In the 2013 version of Sage ACT!, significant work was undertaken to expand the functionality and practical usefulness of Smart Tasks. Prior to the upcoming release, Smart Tasks was quite powerful already, with the ability to automate key activities including simple things like sending a welcome email to a new customer. You could also automate more complicated multi-step tasks and accommodate a virtually unlimited number of permutations as process flows evolved with their businesses.
Starting with Sage ACT! 2013, we have greatly increased the usefulness of Smart Tasks by implementing a few significant new capabilities based on feedback from existing Sage ACT! users. The first of these new features is the ability to run a smart task offline. We like to refer to this as “set it and forget it!”; this feature allows users to configure any Smart Task to run from the server without the need for Sage ACT! to be running. You can still continue to have all your existing Smart Tasks work as they have in the past, as well as create new Smart Tasks that you desire to execute only when Sage ACT! is running, but now, this option is also available to you for every Smart Task. You can turn off your machine at night and still rest assured that your tasks will run while you are away.
Another significant advancement in Sage ACT! 2013 is the addition of the data/field triggers. This allows you to save precious time by automatically updating records once certain conditions are met, for example changing the status to “Closed-Won” once the opportunity has reached the sales fulfillment stage. Simply put, this feature allows you to configure Smart Tasks to proceed with flow of the Smart Task once the specific user-defined field conditions are met.
Here is a simple example of how to define a field trigger that waits until the specified conditions defined by the logic are met.
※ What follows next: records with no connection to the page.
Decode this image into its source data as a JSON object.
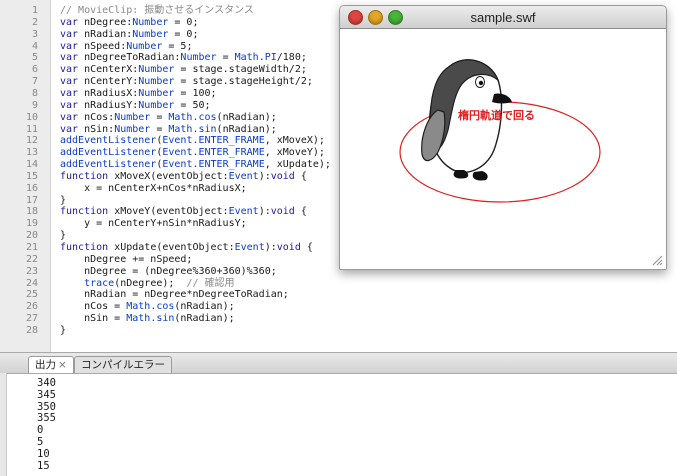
{
  "editor": {
    "lines": [
      {
        "n": "1",
        "html": "<span class='cmt'>// MovieClip: 振動させるインスタンス</span>"
      },
      {
        "n": "2",
        "html": "<span class='kw'>var</span> nDegree:<span class='blue'>Number</span> = 0;"
      },
      {
        "n": "3",
        "html": "<span class='kw'>var</span> nRadian:<span class='blue'>Number</span> = 0;"
      },
      {
        "n": "4",
        "html": "<span class='kw'>var</span> nSpeed:<span class='blue'>Number</span> = 5;"
      },
      {
        "n": "5",
        "html": "<span class='kw'>var</span> nDegreeToRadian:<span class='blue'>Number</span> = <span class='blue'>Math.PI</span>/180;"
      },
      {
        "n": "6",
        "html": "<span class='kw'>var</span> nCenterX:<span class='blue'>Number</span> = stage.stageWidth/2;"
      },
      {
        "n": "7",
        "html": "<span class='kw'>var</span> nCenterY:<span class='blue'>Number</span> = stage.stageHeight/2;"
      },
      {
        "n": "8",
        "html": "<span class='kw'>var</span> nRadiusX:<span class='blue'>Number</span> = 100;"
      },
      {
        "n": "9",
        "html": "<span class='kw'>var</span> nRadiusY:<span class='blue'>Number</span> = 50;"
      },
      {
        "n": "10",
        "html": "<span class='kw'>var</span> nCos:<span class='blue'>Number</span> = <span class='blue'>Math.cos</span>(nRadian);"
      },
      {
        "n": "11",
        "html": "<span class='kw'>var</span> nSin:<span class='blue'>Number</span> = <span class='blue'>Math.sin</span>(nRadian);"
      },
      {
        "n": "12",
        "html": "<span class='blue'>addEventListener</span>(<span class='blue'>Event.ENTER_FRAME</span>, xMoveX);"
      },
      {
        "n": "13",
        "html": "<span class='blue'>addEventListener</span>(<span class='blue'>Event.ENTER_FRAME</span>, xMoveY);"
      },
      {
        "n": "14",
        "html": "<span class='blue'>addEventListener</span>(<span class='blue'>Event.ENTER_FRAME</span>, xUpdate);"
      },
      {
        "n": "15",
        "html": "<span class='kw'>function</span> xMoveX(eventObject:<span class='blue'>Event</span>):<span class='kw'>void</span> {"
      },
      {
        "n": "16",
        "html": "    x = nCenterX+nCos*nRadiusX;"
      },
      {
        "n": "17",
        "html": "}"
      },
      {
        "n": "18",
        "html": "<span class='kw'>function</span> xMoveY(eventObject:<span class='blue'>Event</span>):<span class='kw'>void</span> {"
      },
      {
        "n": "19",
        "html": "    y = nCenterY+nSin*nRadiusY;"
      },
      {
        "n": "20",
        "html": "}"
      },
      {
        "n": "21",
        "html": "<span class='kw'>function</span> xUpdate(eventObject:<span class='blue'>Event</span>):<span class='kw'>void</span> {"
      },
      {
        "n": "22",
        "html": "    nDegree += nSpeed;"
      },
      {
        "n": "23",
        "html": "    nDegree = (nDegree%360+360)%360;"
      },
      {
        "n": "24",
        "html": "    <span class='blue'>trace</span>(nDegree);  <span class='cmt'>// 確認用</span>"
      },
      {
        "n": "25",
        "html": "    nRadian = nDegree*nDegreeToRadian;"
      },
      {
        "n": "26",
        "html": "    nCos = <span class='blue'>Math.cos</span>(nRadian);"
      },
      {
        "n": "27",
        "html": "    nSin = <span class='blue'>Math.sin</span>(nRadian);"
      },
      {
        "n": "28",
        "html": "}"
      }
    ]
  },
  "swf_window": {
    "title": "sample.swf",
    "stage_label": "楕円軌道で回る",
    "ellipse_color": "#e02020"
  },
  "output_panel": {
    "tabs": [
      {
        "label": "出力",
        "close": "×"
      },
      {
        "label": "コンパイルエラー"
      }
    ],
    "lines": [
      "340",
      "345",
      "350",
      "355",
      "0",
      "5",
      "10",
      "15"
    ]
  }
}
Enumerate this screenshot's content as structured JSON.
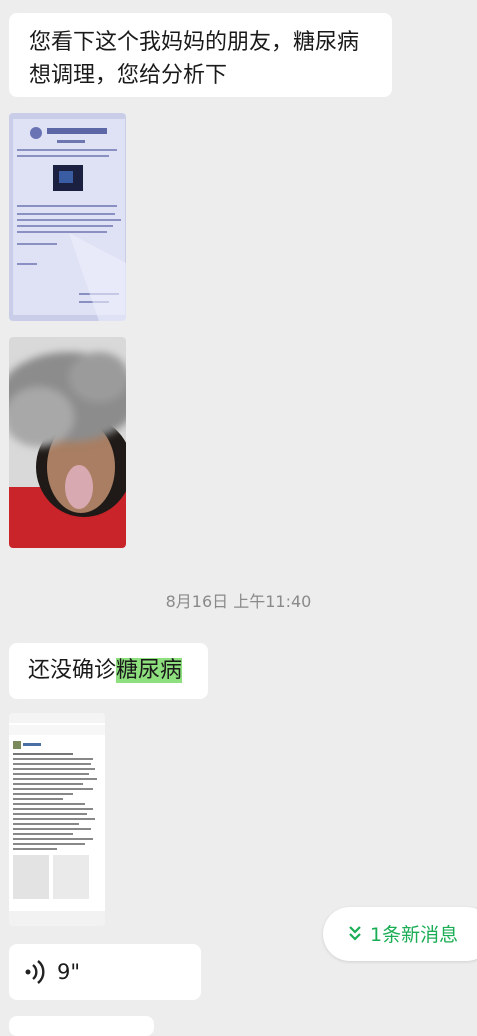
{
  "messages": {
    "m1": {
      "text_line1": "您看下这个我妈妈的朋友，糖尿病",
      "text_line2": "想调理，您给分析下"
    },
    "timestamp": "8月16日 上午11:40",
    "m2": {
      "text_before": "还没确诊",
      "text_highlight": "糖尿病"
    },
    "voice": {
      "duration": "9\""
    }
  },
  "new_message_pill": {
    "label": "1条新消息"
  },
  "colors": {
    "accent_green": "#1aad55",
    "highlight_green": "#8ee07f",
    "chat_bg": "#ededed"
  }
}
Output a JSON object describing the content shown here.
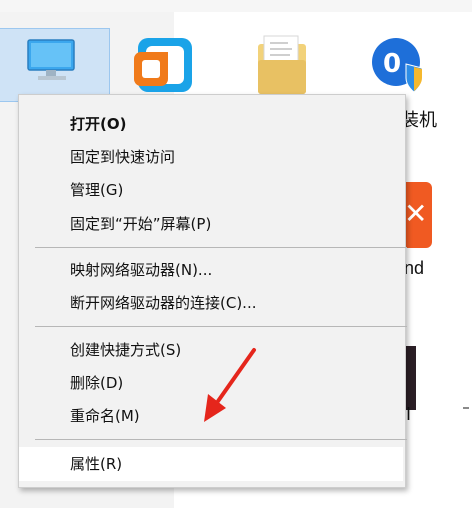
{
  "desktop": {
    "peek_labels": [
      "装机",
      "nd",
      "I"
    ]
  },
  "context_menu": {
    "items": [
      {
        "label": "打开(O)",
        "bold": true
      },
      {
        "label": "固定到快速访问"
      },
      {
        "label": "管理(G)"
      },
      {
        "label": "固定到“开始”屏幕(P)"
      },
      {
        "label": "映射网络驱动器(N)..."
      },
      {
        "label": "断开网络驱动器的连接(C)..."
      },
      {
        "label": "创建快捷方式(S)"
      },
      {
        "label": "删除(D)"
      },
      {
        "label": "重命名(M)"
      },
      {
        "label": "属性(R)",
        "highlighted": true
      }
    ]
  },
  "colors": {
    "menu_bg": "#f2f2f2",
    "highlight": "#ffffff",
    "annotation_arrow": "#e5261c",
    "selection_bg": "#cfe3f6"
  }
}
The important *new* capabilities in this dialog are the “trigger” condition that states “Run when conditions are met”. That means the user has defined this to trigger or continue ( or “fire”) when a change occurs on a contact record *AND* the State field being saved therein contains any of the state abbreviations for Arizona, New Mexico, or Nevada.
As you might imagine, the sheer number of combinations of conditions and fields that can be configured provide you with a nearly limitless ability to automate tasks—without having to wait for any specific time of day or periodic checking being necessary.
These new features will go a long way to help in the automation of repetitive tasks so that you can instead spend more time with your customers.